A bishop’s residence
In 1559, on the eve of the Protestant Reformation, the Earl of Argyll granted the lands of Carnasserie to his ‘familiar servant’, Master John Carswell, rector of Kilmartin. Following the Reformation, Master John became superintendent of Argyll in the newly reformed Church of Scotland. Two years later, he became bishop of the Isles, with the annexed revenues of Iona Abbey. His exalted position and enhanced income were probably key to his building a new castle at Carnasserie, to replace an earlier edifice. Bishop Carswell’s castle stands largely as built, one of the most accomplished of Scotland’s post-Reformation tower houses.
Part of Campbell’s kingdom

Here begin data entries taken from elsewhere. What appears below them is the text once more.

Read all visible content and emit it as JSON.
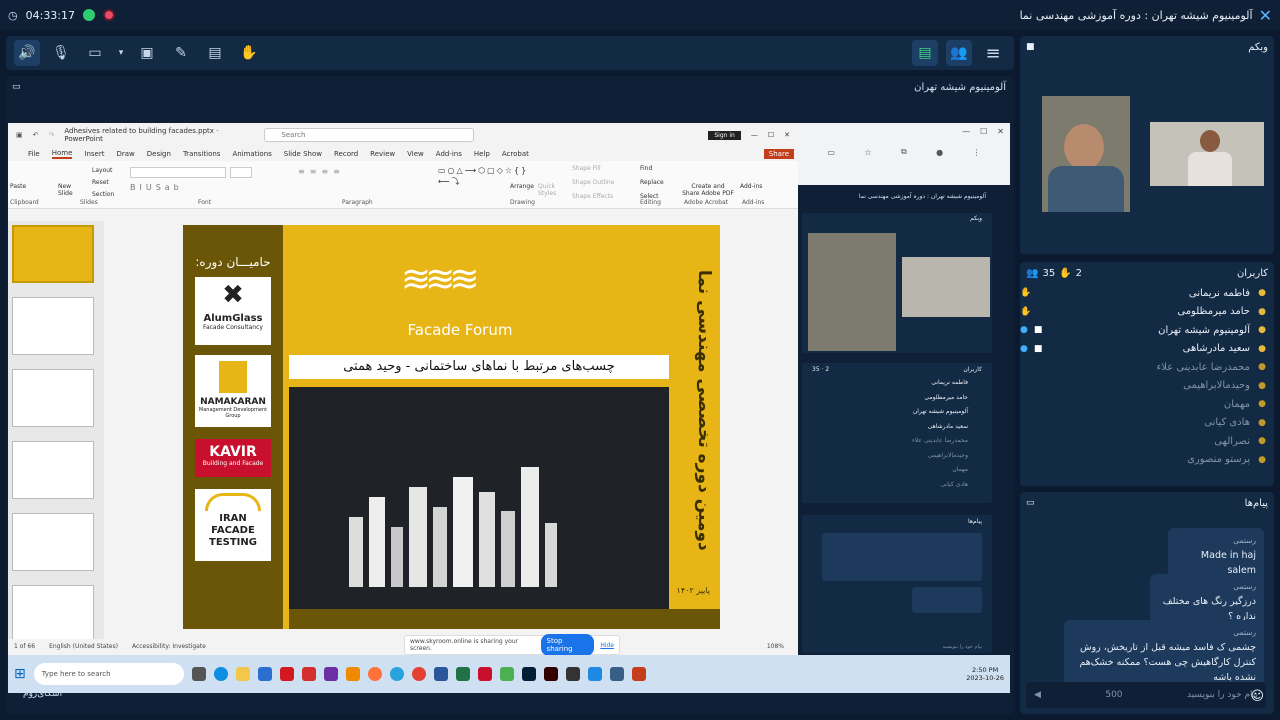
{
  "topbar": {
    "time": "04:33:17",
    "meeting_title": "آلومینیوم شیشه تهران : دوره آموزشی مهندسی نما"
  },
  "share": {
    "presenter_title": "آلومینیوم شیشه تهران"
  },
  "ppt": {
    "filename": "Adhesives related to building facades.pptx  ·  PowerPoint",
    "search_placeholder": "Search",
    "sign_in": "Sign in",
    "share": "Share",
    "menu": [
      "File",
      "Home",
      "Insert",
      "Draw",
      "Design",
      "Transitions",
      "Animations",
      "Slide Show",
      "Record",
      "Review",
      "View",
      "Add-ins",
      "Help",
      "Acrobat"
    ],
    "ribbon_groups": [
      "Clipboard",
      "Slides",
      "Font",
      "Paragraph",
      "Drawing",
      "Editing",
      "Adobe Acrobat",
      "Add-ins"
    ],
    "ribbon_buttons": {
      "paste": "Paste",
      "new_slide": "New Slide",
      "layout": "Layout",
      "reset": "Reset",
      "section": "Section",
      "arrange": "Arrange",
      "quick_styles": "Quick Styles",
      "shape_fill": "Shape Fill",
      "shape_outline": "Shape Outline",
      "shape_effects": "Shape Effects",
      "find": "Find",
      "replace": "Replace",
      "select": "Select",
      "create_pdf": "Create and Share Adobe PDF",
      "addins": "Add-ins"
    },
    "status": {
      "slide_count": "1 of 66",
      "language": "English (United States)",
      "accessibility": "Accessibility: Investigate",
      "zoom": "108%"
    },
    "slide": {
      "sponsors_label": "حامیـــان دوره:",
      "brand": "Facade Forum",
      "title": "چسب‌های مرتبط با نماهای ساختمانی - وحید همتی",
      "vertical_title": "دومین دوره تخصصی مهندسی نما",
      "season": "پاییز ۱۴۰۲",
      "sponsors": [
        {
          "name": "AlumGlass",
          "sub": "Facade Consultancy"
        },
        {
          "name": "NAMAKARAN",
          "sub": "Management Development Group"
        },
        {
          "name": "KAVIR",
          "sub": "Building and Facade"
        },
        {
          "name": "IRAN FACADE TESTING",
          "sub": ""
        }
      ]
    }
  },
  "sharing_bar": {
    "text": "www.skyroom.online is sharing your screen.",
    "stop": "Stop sharing",
    "hide": "Hide"
  },
  "taskbar": {
    "search_placeholder": "Type here to search",
    "time": "2:50 PM",
    "date": "2023-10-26"
  },
  "mirror": {
    "title": "آلومینیوم شیشه تهران : دوره آموزشی مهندسی نما",
    "webcam": "وبکم",
    "users": "کاربران",
    "count_a": "35",
    "count_b": "2",
    "messages": "پیام‌ها",
    "input_placeholder": "پیام خود را بنویسید"
  },
  "right": {
    "webcam_label": "وبکم",
    "users_label": "کاربران",
    "users_count": "35",
    "hands_count": "2",
    "users": [
      {
        "name": "فاطمه نریمانی",
        "dim": false
      },
      {
        "name": "حامد میرمظلومی",
        "dim": false
      },
      {
        "name": "آلومینیوم شیشه تهران",
        "dim": false
      },
      {
        "name": "سعید مادرشاهی",
        "dim": false
      },
      {
        "name": "محمدرضا عابدینی علاء",
        "dim": true
      },
      {
        "name": "وحیدمالابراهیمی",
        "dim": true
      },
      {
        "name": "مهمان",
        "dim": true
      },
      {
        "name": "هادی کیانی",
        "dim": true
      },
      {
        "name": "نصرالهی",
        "dim": true
      },
      {
        "name": "پرستو منصوری",
        "dim": true
      }
    ],
    "messages_label": "پیام‌ها",
    "messages": [
      {
        "sender": "رستمی",
        "text": "Made in haj salem 󠀠"
      },
      {
        "sender": "رستمی",
        "text": "درزگیر رنگ های مختلف نداره ؟"
      },
      {
        "sender": "رستمی",
        "text": "چشمی ک فاسد میشه قبل از تاریخش، روش کنترل کارگاهیش چی هست؟ ممکنه خشک‌هم نشده باشه"
      }
    ],
    "chat_placeholder": "پیام خود را بنویسید",
    "chat_counter": "500"
  },
  "brand": "اسکای‌روم™",
  "colors": {
    "bg": "#0b1a2e",
    "panel": "#132a44",
    "accent": "#58b4ff",
    "slide_yellow": "#e8b516",
    "slide_dark": "#6a5606"
  }
}
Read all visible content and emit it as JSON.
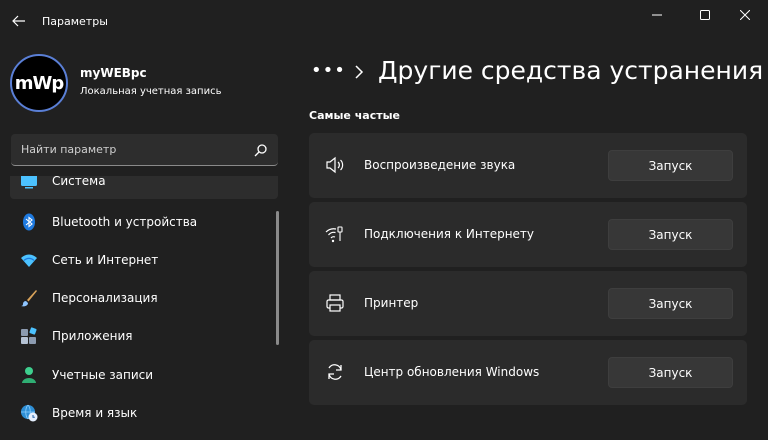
{
  "window": {
    "title": "Параметры"
  },
  "profile": {
    "avatar_text": "mWp",
    "name": "myWEBpc",
    "account_type": "Локальная учетная запись"
  },
  "search": {
    "placeholder": "Найти параметр"
  },
  "sidebar": {
    "items": [
      {
        "label": "Система",
        "icon": "system-icon",
        "active": true
      },
      {
        "label": "Bluetooth и устройства",
        "icon": "bluetooth-icon"
      },
      {
        "label": "Сеть и Интернет",
        "icon": "wifi-icon"
      },
      {
        "label": "Персонализация",
        "icon": "brush-icon"
      },
      {
        "label": "Приложения",
        "icon": "apps-icon"
      },
      {
        "label": "Учетные записи",
        "icon": "user-icon"
      },
      {
        "label": "Время и язык",
        "icon": "globe-clock-icon"
      }
    ]
  },
  "breadcrumb": {
    "dots": "•••",
    "title": "Другие средства устранения"
  },
  "section": {
    "title": "Самые частые"
  },
  "troubleshooters": [
    {
      "label": "Воспроизведение звука",
      "icon": "speaker-icon",
      "button": "Запуск"
    },
    {
      "label": "Подключения к Интернету",
      "icon": "network-icon",
      "button": "Запуск"
    },
    {
      "label": "Принтер",
      "icon": "printer-icon",
      "button": "Запуск"
    },
    {
      "label": "Центр обновления Windows",
      "icon": "update-icon",
      "button": "Запуск"
    }
  ],
  "colors": {
    "background": "#202020",
    "card": "#2b2b2b",
    "button": "#373737",
    "accent": "#4cc2ff"
  }
}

There must have been a significant residence at Carnasserie before Bishop Carswell’s appearance, for in 1436 John MacLachlan of Strathlachlan, a tenant of the Campbells of Lochawe, granted a charter at ‘Carnastre’ to a kinsman. In 1529 Archibald Campbell, 4th Earl of Argyll, gave Carnasserie to his new wife as part of her marriage settlement. The site of this earlier castle occupies a rocky knoll to the NE of the present structure.
Architecture of distinction
Bishop Carswell’s new residence was an accomplished piece of architecture. It comprised a tower house and a hall range integrated into a single building. The tower house was five storeys high, including the attic. The adjacent hall range was of three storeys. As was usual, the ground floor contained kitchen and storage cellars, with the public and family apartments on the upper floors.
The masonry was of a quality to match the design. On the outside were finely carved features: the moulded string-courses, corbelled angle-turrets, decorated rainwater-spouts and fanciful gunloops. The most elaborate carving was reserved for the tall architectural frame and armorial panel over the front entrance. Its Gaelic inscription reads: ‘DIA LE UA NDUIBHNE’ (‘God be with Ó Duibhne’). Duibhne was the progenitor of the Campbells, and Ó Duibhne was how their clan chief was designated. Bishop Carswell used the same motto when dedicating his magnum opus to his lord, Earl Archibald. Carswell’s translation of John Knox’s Book of Common Order was the first book printed in Scots Gaelic.
Life after the good bishop
Bishop Carswell died in 1572. His son and grandson succeeded him as residents until 1643. Little of record happened during that time, other than the imprisonment and torture therein of John Campbell of Ardkinglas, suspected of complicity in the murder of Campbell of Cawdor. Late in the 17th century, Sir Duncan Campbell of Auchenbreck carried out minor alterations to the residence and enhanced the garden and grounds.
- The location – prominently positioned on a hill overlooking the northern entrance into enchanting Kilmartin Glen.
- The carved ornament – of exceptional quality, particularly the architectural frame over the front door.
- The first-floor chamber in the tower – imagine Bishop Carswell sitting in front of the fine fireplace, working on his magnum opus.